Today, the systematic combination of contrast-enhanced harmonic EUS (CH-EUS) and elastography have increased the accuracy of each technique and the data can be used in patients who have an inconclusive EUS-FNA. The paper by Dietrich’s group showed the same conclusions, but it would be interesting to know the results of the proposed future study with the use of CH-EUS because 50 % of the small pancreatic lesions were neuroendocrine tumors (NETs) and the diagnosis of NETs is easy with CH-EUS as they are hyperenhancing lesion.

EUS elastography is however not only used for the diagnosis of malignancy in pancreatic masses.

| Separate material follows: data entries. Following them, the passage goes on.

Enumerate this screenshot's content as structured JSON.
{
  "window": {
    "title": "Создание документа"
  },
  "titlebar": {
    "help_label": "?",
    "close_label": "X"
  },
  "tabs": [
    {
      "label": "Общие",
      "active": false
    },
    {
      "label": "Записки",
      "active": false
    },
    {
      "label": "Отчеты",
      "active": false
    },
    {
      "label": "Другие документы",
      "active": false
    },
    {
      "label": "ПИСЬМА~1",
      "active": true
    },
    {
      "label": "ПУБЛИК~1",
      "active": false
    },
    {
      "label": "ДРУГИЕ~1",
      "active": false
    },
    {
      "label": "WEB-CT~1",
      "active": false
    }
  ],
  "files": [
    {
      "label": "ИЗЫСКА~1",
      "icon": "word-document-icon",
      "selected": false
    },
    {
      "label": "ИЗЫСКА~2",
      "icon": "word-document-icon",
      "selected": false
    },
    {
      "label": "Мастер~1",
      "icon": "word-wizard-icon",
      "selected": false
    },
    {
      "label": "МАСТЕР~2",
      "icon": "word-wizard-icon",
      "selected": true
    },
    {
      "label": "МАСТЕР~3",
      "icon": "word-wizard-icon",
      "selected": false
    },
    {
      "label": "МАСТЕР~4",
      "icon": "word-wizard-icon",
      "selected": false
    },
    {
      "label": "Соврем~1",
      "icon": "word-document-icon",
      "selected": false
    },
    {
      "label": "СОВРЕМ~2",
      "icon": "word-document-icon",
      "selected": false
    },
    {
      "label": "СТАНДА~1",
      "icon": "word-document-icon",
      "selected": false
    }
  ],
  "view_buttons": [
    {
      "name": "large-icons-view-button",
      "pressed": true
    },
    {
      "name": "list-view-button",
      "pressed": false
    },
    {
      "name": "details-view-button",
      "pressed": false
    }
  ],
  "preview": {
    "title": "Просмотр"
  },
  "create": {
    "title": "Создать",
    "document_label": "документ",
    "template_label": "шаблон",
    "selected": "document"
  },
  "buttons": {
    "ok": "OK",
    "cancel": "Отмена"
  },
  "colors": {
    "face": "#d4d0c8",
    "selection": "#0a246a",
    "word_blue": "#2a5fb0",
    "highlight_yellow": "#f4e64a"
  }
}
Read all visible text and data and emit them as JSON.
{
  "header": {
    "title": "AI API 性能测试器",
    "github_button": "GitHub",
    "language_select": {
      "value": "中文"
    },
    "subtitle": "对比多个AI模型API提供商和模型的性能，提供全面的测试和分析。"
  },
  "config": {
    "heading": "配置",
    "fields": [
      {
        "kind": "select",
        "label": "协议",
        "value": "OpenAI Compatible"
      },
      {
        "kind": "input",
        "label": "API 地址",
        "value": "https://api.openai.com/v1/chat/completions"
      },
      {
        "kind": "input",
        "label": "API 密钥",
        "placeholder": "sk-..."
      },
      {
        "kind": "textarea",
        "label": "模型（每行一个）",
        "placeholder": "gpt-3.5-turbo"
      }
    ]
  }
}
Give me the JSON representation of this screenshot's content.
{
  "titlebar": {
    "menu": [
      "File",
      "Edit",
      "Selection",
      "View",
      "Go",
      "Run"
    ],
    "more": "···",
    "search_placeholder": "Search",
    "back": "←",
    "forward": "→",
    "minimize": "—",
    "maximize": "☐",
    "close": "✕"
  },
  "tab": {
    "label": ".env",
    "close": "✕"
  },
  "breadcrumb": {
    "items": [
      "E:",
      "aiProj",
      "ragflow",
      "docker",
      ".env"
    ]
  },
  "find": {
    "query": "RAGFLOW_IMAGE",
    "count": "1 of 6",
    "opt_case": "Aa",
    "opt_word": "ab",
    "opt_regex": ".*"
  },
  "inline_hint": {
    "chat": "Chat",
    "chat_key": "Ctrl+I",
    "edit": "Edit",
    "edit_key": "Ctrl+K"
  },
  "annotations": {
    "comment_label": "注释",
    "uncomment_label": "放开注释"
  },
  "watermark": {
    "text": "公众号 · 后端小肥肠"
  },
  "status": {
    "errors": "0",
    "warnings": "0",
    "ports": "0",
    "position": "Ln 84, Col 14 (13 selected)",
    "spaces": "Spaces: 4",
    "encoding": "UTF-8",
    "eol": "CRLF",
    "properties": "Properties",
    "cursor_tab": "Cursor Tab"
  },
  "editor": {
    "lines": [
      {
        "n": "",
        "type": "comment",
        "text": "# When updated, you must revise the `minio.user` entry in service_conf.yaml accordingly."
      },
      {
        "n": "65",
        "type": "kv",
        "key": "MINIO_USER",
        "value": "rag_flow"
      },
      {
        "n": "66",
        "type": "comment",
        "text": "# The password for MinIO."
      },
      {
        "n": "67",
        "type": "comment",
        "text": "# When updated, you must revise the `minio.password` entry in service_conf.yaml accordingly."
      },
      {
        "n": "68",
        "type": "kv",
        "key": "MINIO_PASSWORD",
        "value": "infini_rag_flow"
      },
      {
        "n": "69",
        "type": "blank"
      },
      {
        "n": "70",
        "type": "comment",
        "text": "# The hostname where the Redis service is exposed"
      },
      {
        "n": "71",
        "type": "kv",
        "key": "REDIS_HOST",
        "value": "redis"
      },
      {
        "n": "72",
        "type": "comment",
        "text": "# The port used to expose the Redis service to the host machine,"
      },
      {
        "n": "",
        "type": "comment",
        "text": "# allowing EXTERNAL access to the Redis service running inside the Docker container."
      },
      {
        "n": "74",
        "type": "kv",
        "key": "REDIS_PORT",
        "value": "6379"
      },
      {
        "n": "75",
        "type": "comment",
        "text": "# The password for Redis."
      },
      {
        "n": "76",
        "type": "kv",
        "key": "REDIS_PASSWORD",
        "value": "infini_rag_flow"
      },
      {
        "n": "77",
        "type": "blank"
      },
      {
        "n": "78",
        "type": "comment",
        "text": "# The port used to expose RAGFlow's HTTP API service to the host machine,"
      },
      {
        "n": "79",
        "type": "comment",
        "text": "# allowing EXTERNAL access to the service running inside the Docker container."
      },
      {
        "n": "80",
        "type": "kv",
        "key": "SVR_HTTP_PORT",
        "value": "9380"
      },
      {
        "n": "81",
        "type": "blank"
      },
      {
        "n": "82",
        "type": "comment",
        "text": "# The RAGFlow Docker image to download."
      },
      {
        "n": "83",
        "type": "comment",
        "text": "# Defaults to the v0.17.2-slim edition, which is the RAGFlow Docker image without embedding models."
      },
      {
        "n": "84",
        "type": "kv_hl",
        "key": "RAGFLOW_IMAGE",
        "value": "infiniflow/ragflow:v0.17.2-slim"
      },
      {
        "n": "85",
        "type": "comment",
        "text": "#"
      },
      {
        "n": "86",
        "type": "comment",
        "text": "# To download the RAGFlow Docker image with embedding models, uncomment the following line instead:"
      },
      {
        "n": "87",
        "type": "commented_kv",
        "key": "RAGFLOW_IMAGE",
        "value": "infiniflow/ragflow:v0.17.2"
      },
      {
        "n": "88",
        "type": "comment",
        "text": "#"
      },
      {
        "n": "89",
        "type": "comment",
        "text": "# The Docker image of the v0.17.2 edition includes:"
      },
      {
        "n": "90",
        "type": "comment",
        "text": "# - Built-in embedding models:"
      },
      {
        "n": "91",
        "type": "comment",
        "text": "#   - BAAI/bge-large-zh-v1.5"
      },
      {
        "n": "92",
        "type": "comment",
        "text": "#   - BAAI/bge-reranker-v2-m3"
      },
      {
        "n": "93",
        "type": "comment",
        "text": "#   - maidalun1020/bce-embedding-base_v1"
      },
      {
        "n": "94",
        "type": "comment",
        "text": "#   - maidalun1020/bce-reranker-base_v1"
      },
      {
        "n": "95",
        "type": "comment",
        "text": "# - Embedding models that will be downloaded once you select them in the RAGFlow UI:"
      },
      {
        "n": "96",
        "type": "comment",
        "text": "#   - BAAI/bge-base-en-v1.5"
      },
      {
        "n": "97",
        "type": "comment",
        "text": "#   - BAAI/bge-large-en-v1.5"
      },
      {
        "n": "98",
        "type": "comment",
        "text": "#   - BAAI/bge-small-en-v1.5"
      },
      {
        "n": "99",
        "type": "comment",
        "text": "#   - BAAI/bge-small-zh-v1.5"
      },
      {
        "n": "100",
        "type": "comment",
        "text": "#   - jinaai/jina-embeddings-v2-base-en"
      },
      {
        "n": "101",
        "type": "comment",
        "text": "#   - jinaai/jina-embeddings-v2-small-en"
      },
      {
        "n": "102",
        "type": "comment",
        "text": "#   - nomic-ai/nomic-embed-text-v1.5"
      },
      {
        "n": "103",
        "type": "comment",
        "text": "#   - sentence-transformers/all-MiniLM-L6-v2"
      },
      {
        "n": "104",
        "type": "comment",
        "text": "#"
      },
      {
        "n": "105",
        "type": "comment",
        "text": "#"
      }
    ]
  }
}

A recent paper showed that EUS elastography of the normal pancreatic parenchyma can predict the risk of a pancreatic fistula after a Whipple resection [9], the mean elasticity in patients with a pancreatic fistula being significantly higher than that in patients without a fistula (85.4 vs. 55.6; P < 0.001).

To conclude, EUS elastography is a good tool to exclude malignancy in small pancreatic masses (as shown in the Dietrich paper), and the accuracy of elastography is increased by the use of CH-EUS, but these two techniques cannot replace EUS-FNA and/or EUS-guided fine needle biopsy (FNB). Two negative EUS-FNAs in a pancreatic lesion that is soft and enhancing can however rule out the diagnosis of pancreatic adenocarcinoma in 95 % of patients.